===== Provided material =====
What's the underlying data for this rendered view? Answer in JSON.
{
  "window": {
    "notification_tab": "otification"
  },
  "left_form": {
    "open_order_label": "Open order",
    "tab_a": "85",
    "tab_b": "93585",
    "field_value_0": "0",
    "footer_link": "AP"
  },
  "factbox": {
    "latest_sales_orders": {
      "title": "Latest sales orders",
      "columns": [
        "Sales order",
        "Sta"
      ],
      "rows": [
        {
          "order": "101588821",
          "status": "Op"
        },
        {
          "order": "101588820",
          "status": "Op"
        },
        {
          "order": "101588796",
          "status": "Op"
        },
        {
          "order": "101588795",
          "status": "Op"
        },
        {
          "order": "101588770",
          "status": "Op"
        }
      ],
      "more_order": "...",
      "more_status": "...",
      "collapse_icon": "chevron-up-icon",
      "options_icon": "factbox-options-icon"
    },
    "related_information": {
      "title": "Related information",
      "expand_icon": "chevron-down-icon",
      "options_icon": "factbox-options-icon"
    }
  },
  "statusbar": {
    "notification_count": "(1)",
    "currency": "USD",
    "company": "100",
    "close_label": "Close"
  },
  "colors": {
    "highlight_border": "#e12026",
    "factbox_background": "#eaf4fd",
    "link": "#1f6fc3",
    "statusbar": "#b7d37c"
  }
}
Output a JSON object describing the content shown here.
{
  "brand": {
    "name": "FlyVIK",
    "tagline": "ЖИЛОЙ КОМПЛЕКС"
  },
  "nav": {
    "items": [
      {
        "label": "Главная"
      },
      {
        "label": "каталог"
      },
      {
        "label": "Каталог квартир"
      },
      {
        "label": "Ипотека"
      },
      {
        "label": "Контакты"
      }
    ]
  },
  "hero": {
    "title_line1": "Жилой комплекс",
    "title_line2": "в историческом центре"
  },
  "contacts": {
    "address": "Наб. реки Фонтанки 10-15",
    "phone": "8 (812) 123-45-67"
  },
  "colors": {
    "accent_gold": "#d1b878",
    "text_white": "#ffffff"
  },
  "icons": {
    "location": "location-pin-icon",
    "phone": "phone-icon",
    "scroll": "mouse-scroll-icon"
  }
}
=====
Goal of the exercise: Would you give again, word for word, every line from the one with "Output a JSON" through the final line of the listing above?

Task result:
Output a JSON object describing the content shown here.
{
  "brand": {
    "name": "FlyVIK",
    "tagline": "ЖИЛОЙ КОМПЛЕКС"
  },
  "nav": {
    "items": [
      {
        "label": "Главная"
      },
      {
        "label": "каталог"
      },
      {
        "label": "Каталог квартир"
      },
      {
        "label": "Ипотека"
      },
      {
        "label": "Контакты"
      }
    ]
  },
  "hero": {
    "title_line1": "Жилой комплекс",
    "title_line2": "в историческом центре"
  },
  "contacts": {
    "address": "Наб. реки Фонтанки 10-15",
    "phone": "8 (812) 123-45-67"
  },
  "colors": {
    "accent_gold": "#d1b878",
    "text_white": "#ffffff"
  },
  "icons": {
    "location": "location-pin-icon",
    "phone": "phone-icon",
    "scroll": "mouse-scroll-icon"
  }
}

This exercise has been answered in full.